No, unlike other SBA-backed loans, owners do not need to provide personal guarantees or put up their available assets as collateral.
Can I get my payroll tax payment deferred?
Under a different section of the CARES Act, the employer’s portion of employee’s payroll social security tax (6.2%) due on wages paid from March 27, 2020 to January 1, 2021 can be deferred. Fifty percent of the taxes will need to be paid no later than December 31, 2021 and the remaining fifty percent will need to be paid no later than December 31, 2022. However, if the taxes are being paid with the loan, they cannot be deferred.
Can I qualify for forgivable loans under this Program?
A borrower shall be eligible for loan forgiveness. However, there are restrictions: the portion of the loan that is forgivable is only from expenses going towards payroll (for employees salaried at less than $100,000 per year), interest payments on mortgages (incurred prior to February 15, 2020), payments of rent (prior to February 15, 2020), and payments on any utility (for which service began before February 15, 2020).
How much is forgivable?
The amount forgivable equals the amount spent by the borrower during the 8-week period following receipt of the loan on the above-listed expenses. Additionally, no more than 25% of the loan forgiveness amount may be attributable to non-payroll costs.
Importantly, the amount of loan forgiveness will be reduced if there is a reduction in the number of employees or a reduction of greater than 25% in employee wages.
Reduction for Employee Headcount: Forgiveness is reduced by either the average number of full-time employees per month for the 8-week period beginning on the loan date divided by the average number of full-time employees per month during the coverage period or the average number of full-time employees per month during January and February 2020.

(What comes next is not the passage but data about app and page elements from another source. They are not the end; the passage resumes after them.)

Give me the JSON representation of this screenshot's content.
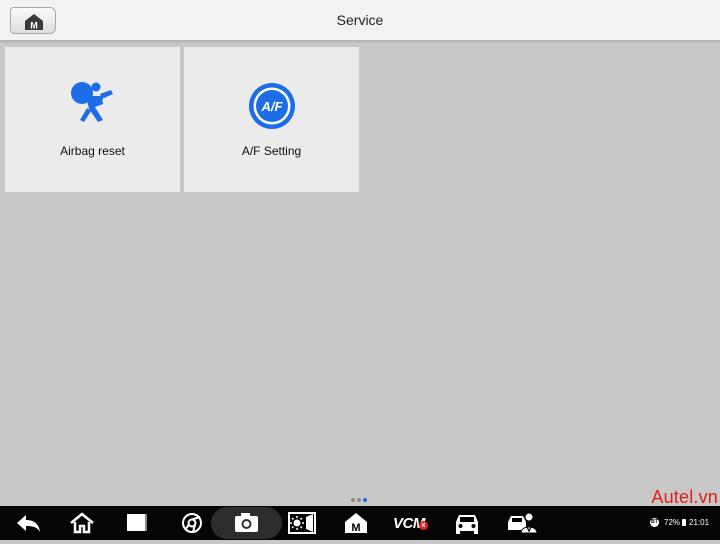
{
  "header": {
    "title": "Service",
    "home_button_letter": "M"
  },
  "tiles": [
    {
      "label": "Airbag reset",
      "icon": "airbag-icon"
    },
    {
      "label": "A/F Setting",
      "icon": "af-setting-icon",
      "icon_text": "A/F"
    }
  ],
  "pager": {
    "pages": 3,
    "active": 2
  },
  "watermark": "Autel.vn",
  "taskbar": {
    "buttons": [
      {
        "icon": "back-icon"
      },
      {
        "icon": "home-icon"
      },
      {
        "icon": "recent-apps-icon"
      },
      {
        "icon": "browser-icon"
      },
      {
        "icon": "camera-icon"
      },
      {
        "icon": "brightness-icon"
      },
      {
        "icon": "maxisys-icon",
        "letter": "M"
      },
      {
        "icon": "vcm-icon",
        "text": "VCM",
        "badge": "x"
      },
      {
        "icon": "vehicle-icon"
      },
      {
        "icon": "technician-icon"
      }
    ],
    "status": {
      "bluetooth_label": "BT",
      "battery": "72%",
      "time": "21:01"
    }
  },
  "colors": {
    "accent": "#1d6ee6",
    "watermark": "#e31c1c",
    "background": "#c8c8c8",
    "tile": "#ebebeb",
    "taskbar": "#050505"
  }
}
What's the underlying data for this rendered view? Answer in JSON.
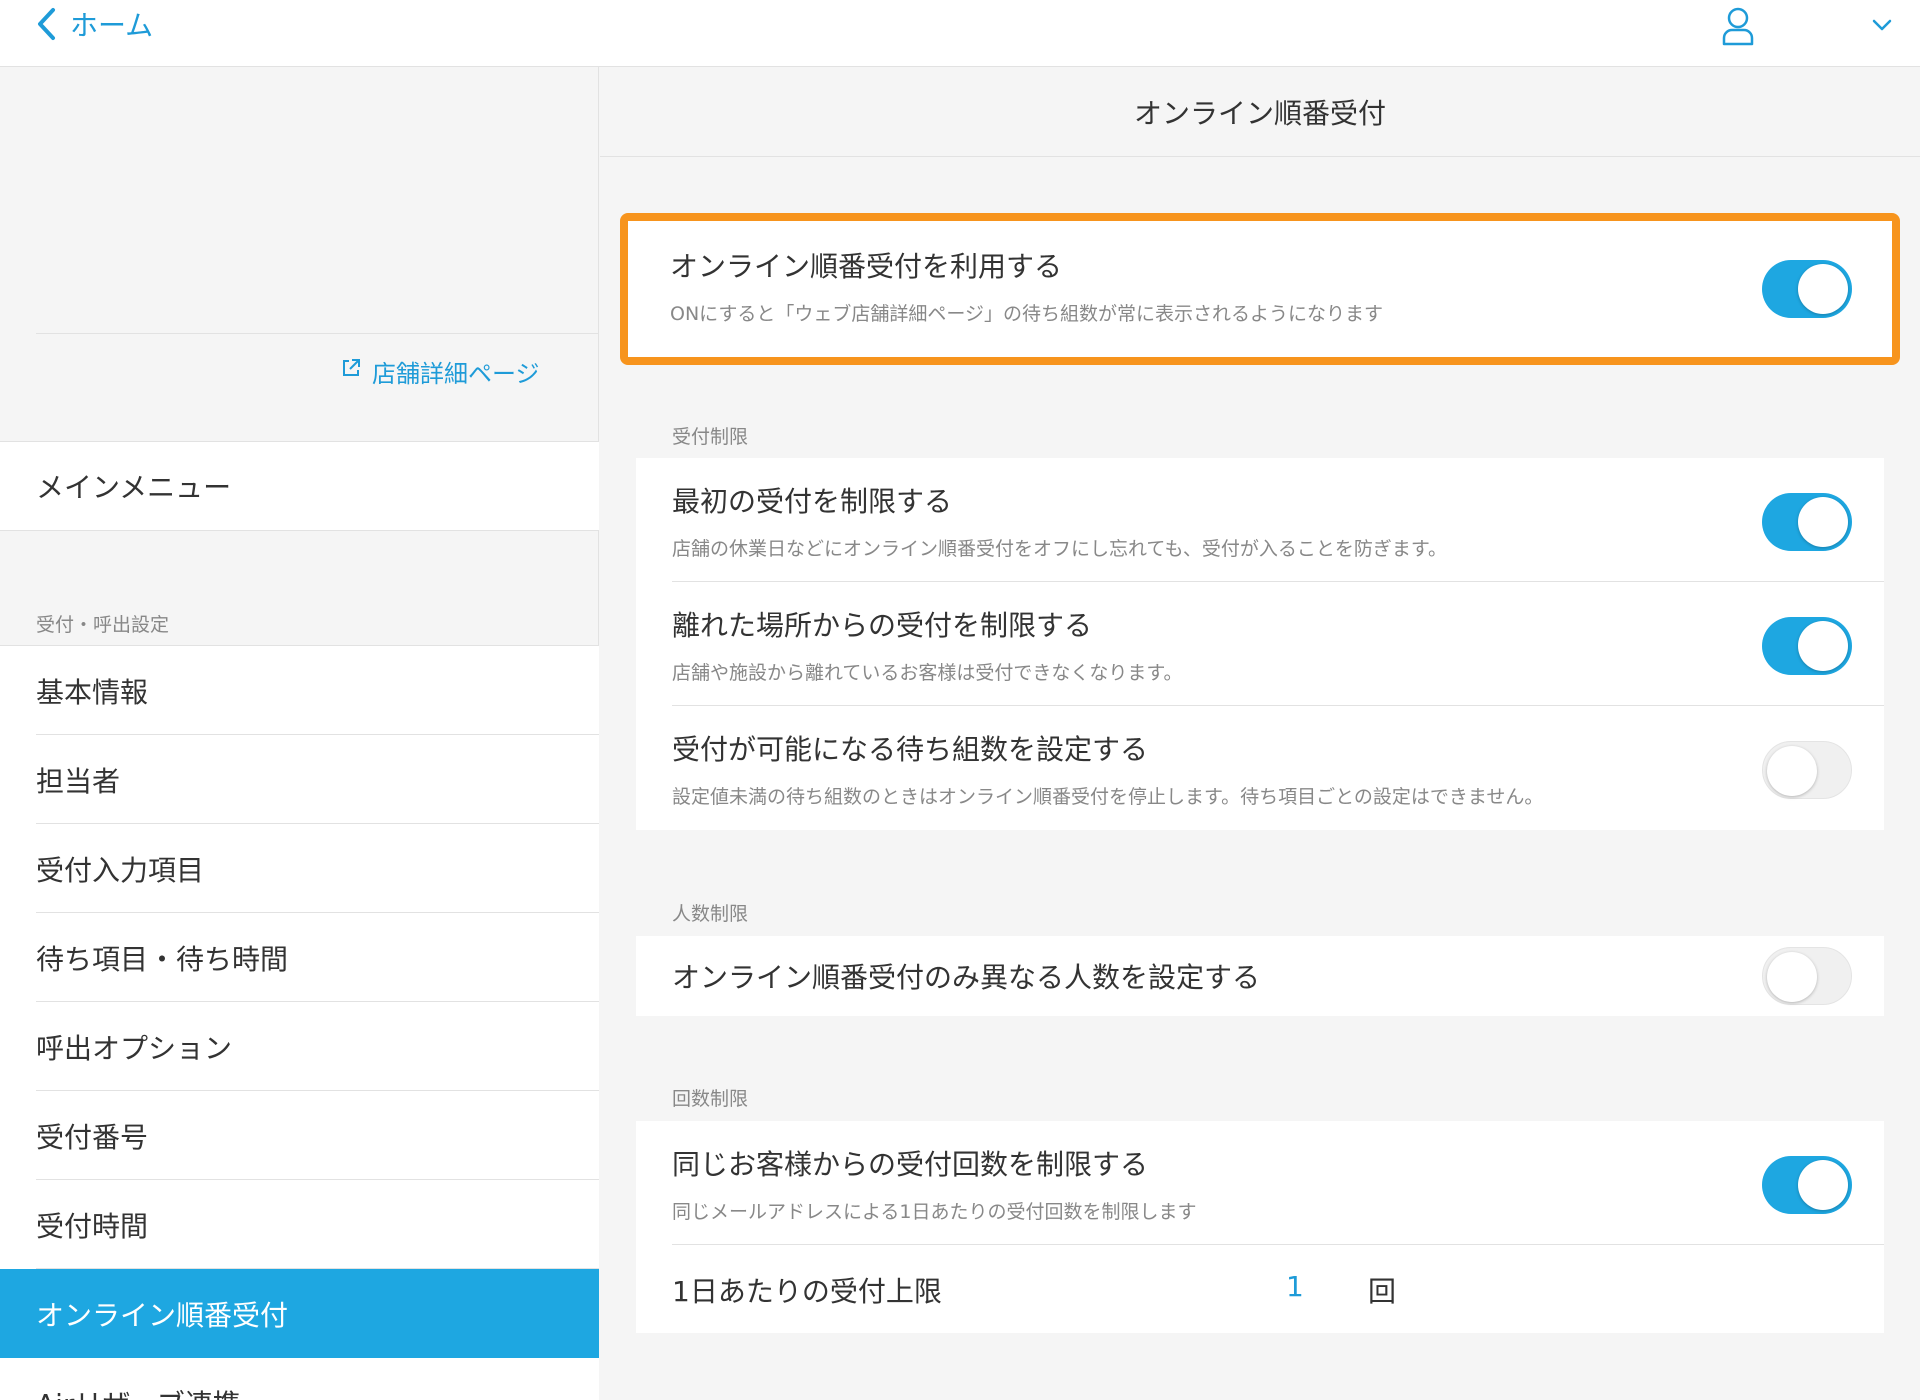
{
  "header": {
    "back_label": "ホーム"
  },
  "sidebar": {
    "store_link": "店舗詳細ページ",
    "main_menu": "メインメニュー",
    "section_label": "受付・呼出設定",
    "items": [
      {
        "label": "基本情報"
      },
      {
        "label": "担当者"
      },
      {
        "label": "受付入力項目"
      },
      {
        "label": "待ち項目・待ち時間"
      },
      {
        "label": "呼出オプション"
      },
      {
        "label": "受付番号"
      },
      {
        "label": "受付時間"
      },
      {
        "label": "オンライン順番受付",
        "active": true
      },
      {
        "label": "Airリザーブ連携"
      }
    ]
  },
  "main": {
    "title": "オンライン順番受付",
    "primary": {
      "title": "オンライン順番受付を利用する",
      "desc": "ONにすると「ウェブ店舗詳細ページ」の待ち組数が常に表示されるようになります",
      "on": true
    },
    "reception_limit": {
      "label": "受付制限",
      "rows": [
        {
          "title": "最初の受付を制限する",
          "desc": "店舗の休業日などにオンライン順番受付をオフにし忘れても、受付が入ることを防ぎます。",
          "on": true
        },
        {
          "title": "離れた場所からの受付を制限する",
          "desc": "店舗や施設から離れているお客様は受付できなくなります。",
          "on": true
        },
        {
          "title": "受付が可能になる待ち組数を設定する",
          "desc": "設定値未満の待ち組数のときはオンライン順番受付を停止します。待ち項目ごとの設定はできません。",
          "on": false
        }
      ]
    },
    "people_limit": {
      "label": "人数制限",
      "row": {
        "title": "オンライン順番受付のみ異なる人数を設定する",
        "on": false
      }
    },
    "count_limit": {
      "label": "回数制限",
      "row": {
        "title": "同じお客様からの受付回数を制限する",
        "desc": "同じメールアドレスによる1日あたりの受付回数を制限します",
        "on": true
      },
      "per_day": {
        "label": "1日あたりの受付上限",
        "value": "1",
        "unit": "回"
      }
    }
  },
  "colors": {
    "accent": "#1ea7e1",
    "link": "#1e9bd8",
    "highlight": "#f7941d"
  }
}
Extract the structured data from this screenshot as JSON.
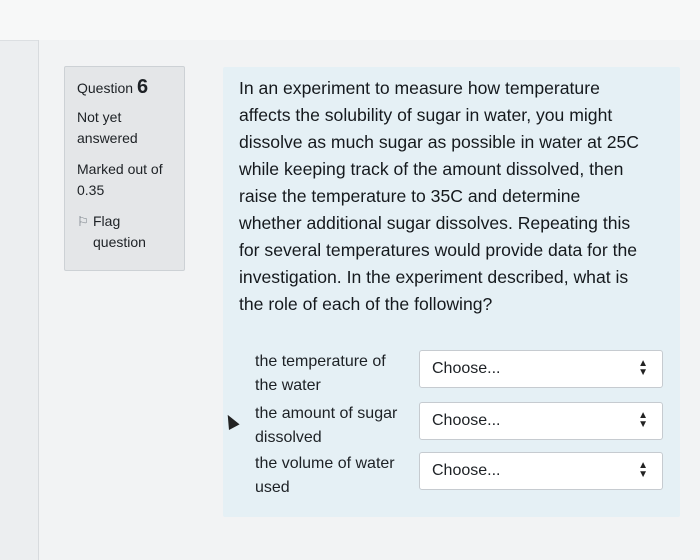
{
  "info": {
    "question_word": "Question",
    "question_number": "6",
    "state_line1": "Not yet",
    "state_line2": "answered",
    "grade_line1": "Marked out of",
    "grade_line2": "0.35",
    "flag_line1": "Flag",
    "flag_line2": "question"
  },
  "question": {
    "line1": "In an experiment to measure how temperature",
    "line2": "affects the solubility of sugar in water, you might",
    "line3": "dissolve as much sugar as possible in water at 25C",
    "line4": "while keeping track of the amount dissolved, then",
    "line5": "raise the temperature to 35C and determine",
    "line6": "whether additional sugar dissolves. Repeating this",
    "line7": "for several temperatures would provide data for the",
    "line8": "investigation. In the experiment described, what is",
    "line9": "the role of each of the following?"
  },
  "matches": [
    {
      "label1": "the temperature of",
      "label2": "the water",
      "choice": "Choose..."
    },
    {
      "label1": "the amount of sugar",
      "label2": "dissolved",
      "choice": "Choose..."
    },
    {
      "label1": "the volume of water",
      "label2": "used",
      "choice": "Choose..."
    }
  ],
  "icons": {
    "flag": "flag-icon",
    "select_arrows": "updown-arrows-icon",
    "cursor": "mouse-cursor-icon"
  }
}
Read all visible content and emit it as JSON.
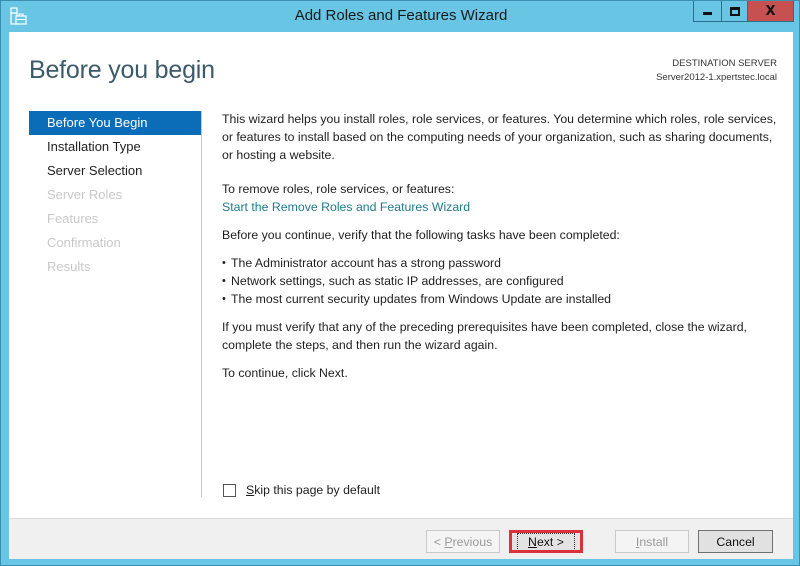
{
  "window": {
    "title": "Add Roles and Features Wizard",
    "icon": "server-manager-icon",
    "controls": {
      "minimize": "minimize-icon",
      "maximize": "maximize-icon",
      "close_glyph": "X"
    }
  },
  "header": {
    "page_title": "Before you begin",
    "destination_label": "DESTINATION SERVER",
    "destination_server": "Server2012-1.xpertstec.local"
  },
  "nav": {
    "items": [
      {
        "label": "Before You Begin",
        "state": "active"
      },
      {
        "label": "Installation Type",
        "state": "enabled"
      },
      {
        "label": "Server Selection",
        "state": "enabled"
      },
      {
        "label": "Server Roles",
        "state": "disabled"
      },
      {
        "label": "Features",
        "state": "disabled"
      },
      {
        "label": "Confirmation",
        "state": "disabled"
      },
      {
        "label": "Results",
        "state": "disabled"
      }
    ]
  },
  "content": {
    "intro": "This wizard helps you install roles, role services, or features. You determine which roles, role services, or features to install based on the computing needs of your organization, such as sharing documents, or hosting a website.",
    "remove_label": "To remove roles, role services, or features:",
    "remove_link": "Start the Remove Roles and Features Wizard",
    "verify_label": "Before you continue, verify that the following tasks have been completed:",
    "tasks": [
      "The Administrator account has a strong password",
      "Network settings, such as static IP addresses, are configured",
      "The most current security updates from Windows Update are installed"
    ],
    "prereq_note": "If you must verify that any of the preceding prerequisites have been completed, close the wizard, complete the steps, and then run the wizard again.",
    "continue_note": "To continue, click Next."
  },
  "skip": {
    "checked": false,
    "label_first": "S",
    "label_rest": "kip this page by default"
  },
  "footer": {
    "previous": {
      "prefix": "< ",
      "accel": "P",
      "rest": "revious",
      "enabled": false
    },
    "next": {
      "accel": "N",
      "rest": "ext >",
      "enabled": true,
      "highlighted": true,
      "highlight_color": "#d9323a"
    },
    "install": {
      "accel": "I",
      "rest": "nstall",
      "enabled": false
    },
    "cancel": {
      "label": "Cancel",
      "enabled": true
    }
  },
  "colors": {
    "frame": "#68c5e3",
    "nav_active": "#0b6cb8",
    "link": "#1f7a8c",
    "close_button": "#c75050"
  }
}
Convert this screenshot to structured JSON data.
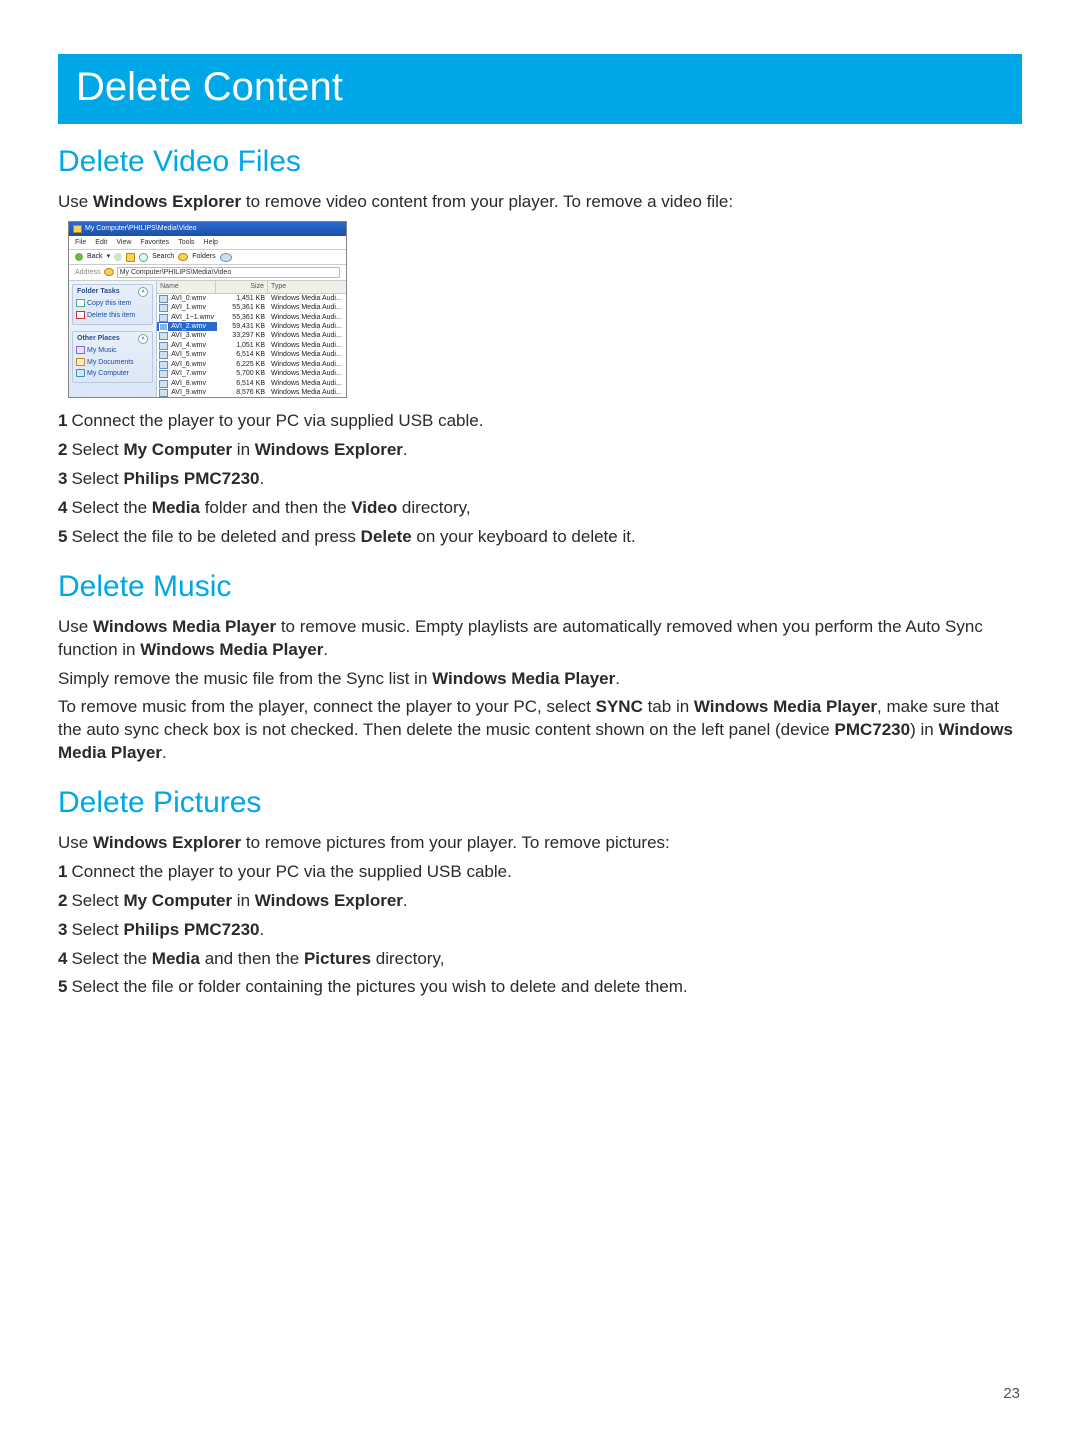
{
  "page_number": "23",
  "banner": "Delete Content",
  "sections": {
    "video": {
      "heading": "Delete Video Files",
      "intro_a": "Use ",
      "intro_b": "Windows Explorer",
      "intro_c": " to remove video content from your player. To remove a video file:",
      "steps": {
        "s1": "Connect the player to your PC via supplied USB cable.",
        "s2a": "Select ",
        "s2b": "My Computer",
        "s2c": " in ",
        "s2d": "Windows Explorer",
        "s2e": ".",
        "s3a": "Select ",
        "s3b": "Philips PMC7230",
        "s3c": ".",
        "s4a": "Select the ",
        "s4b": "Media",
        "s4c": " folder and then the ",
        "s4d": "Video",
        "s4e": " directory,",
        "s5a": "Select the file to be deleted and press ",
        "s5b": "Delete",
        "s5c": " on your keyboard to delete it."
      }
    },
    "music": {
      "heading": "Delete Music",
      "p1a": "Use ",
      "p1b": "Windows Media Player",
      "p1c": " to remove music. Empty playlists are automatically removed when you perform the Auto Sync function in ",
      "p1d": "Windows Media Player",
      "p1e": ".",
      "p2a": "Simply remove the music file from the Sync list in ",
      "p2b": "Windows Media Player",
      "p2c": ".",
      "p3a": "To remove music from the player, connect the player to your PC, select ",
      "p3b": "SYNC",
      "p3c": " tab in ",
      "p3d": "Windows Media Player",
      "p3e": ", make sure that the auto sync check box is not checked. Then delete the music content shown on the left panel (device ",
      "p3f": "PMC7230",
      "p3g": ") in ",
      "p3h": "Windows Media Player",
      "p3i": "."
    },
    "pictures": {
      "heading": "Delete Pictures",
      "intro_a": "Use ",
      "intro_b": "Windows Explorer",
      "intro_c": " to remove pictures from your player. To remove pictures:",
      "steps": {
        "s1": "Connect the player to your PC via the supplied USB cable.",
        "s2a": "Select ",
        "s2b": "My Computer",
        "s2c": " in ",
        "s2d": "Windows Explorer",
        "s2e": ".",
        "s3a": "Select ",
        "s3b": "Philips PMC7230",
        "s3c": ".",
        "s4a": "Select the ",
        "s4b": "Media",
        "s4c": " and then the ",
        "s4d": "Pictures",
        "s4e": " directory,",
        "s5": "Select the file or folder containing the pictures you wish to delete and delete them."
      }
    }
  },
  "explorer": {
    "title": "My Computer\\PHILIPS\\Media\\Video",
    "menu": [
      "File",
      "Edit",
      "View",
      "Favorites",
      "Tools",
      "Help"
    ],
    "back": "Back",
    "search": "Search",
    "folders": "Folders",
    "address_label": "Address",
    "address_path": "My Computer\\PHILIPS\\Media\\Video",
    "side": {
      "tasks_h": "Folder Tasks",
      "task_copy": "Copy this item",
      "task_delete": "Delete this item",
      "places_h": "Other Places",
      "place_music": "My Music",
      "place_docs": "My Documents",
      "place_comp": "My Computer"
    },
    "cols": {
      "name": "Name",
      "size": "Size",
      "type": "Type"
    },
    "type_label": "Windows Media Audi...",
    "rows": [
      {
        "name": "AVI_0.wmv",
        "size": "1,451 KB",
        "sel": false
      },
      {
        "name": "AVI_1.wmv",
        "size": "55,361 KB",
        "sel": false
      },
      {
        "name": "AVI_1~1.wmv",
        "size": "55,361 KB",
        "sel": false
      },
      {
        "name": "AVI_2.wmv",
        "size": "59,431 KB",
        "sel": true
      },
      {
        "name": "AVI_3.wmv",
        "size": "33,297 KB",
        "sel": false
      },
      {
        "name": "AVI_4.wmv",
        "size": "1,051 KB",
        "sel": false
      },
      {
        "name": "AVI_5.wmv",
        "size": "6,514 KB",
        "sel": false
      },
      {
        "name": "AVI_6.wmv",
        "size": "6,225 KB",
        "sel": false
      },
      {
        "name": "AVI_7.wmv",
        "size": "5,700 KB",
        "sel": false
      },
      {
        "name": "AVI_8.wmv",
        "size": "6,514 KB",
        "sel": false
      },
      {
        "name": "AVI_9.wmv",
        "size": "8,576 KB",
        "sel": false
      }
    ]
  }
}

Reduction for Wage Decrease: Forgiveness is reduced by any decrease in total salary of any employee during the 8-week period from loan date that is in excess of 25% of the total salary of that employee during the most recent full quarter, which would be the first quarter of 2020.
How do I apply for forgiveness?
The borrower must submit an application for forgiveness to the lender, including documentation verifying employees and additional information. The SBA indicated in the Interim Final Rule that more information will be available on applying for forgiveness in the coming weeks.
What about the portion that is not forgiven?
As noted above, these loans have a maximum interest rate of 1% with an option to defer payments of interest and principal for at least six months. Further, there is a maximum maturity of two years for these loans.
For information or if you have further questions, please contact attorneys Bob Best (603-223-2812) or Allyson Moore (603-223-2817).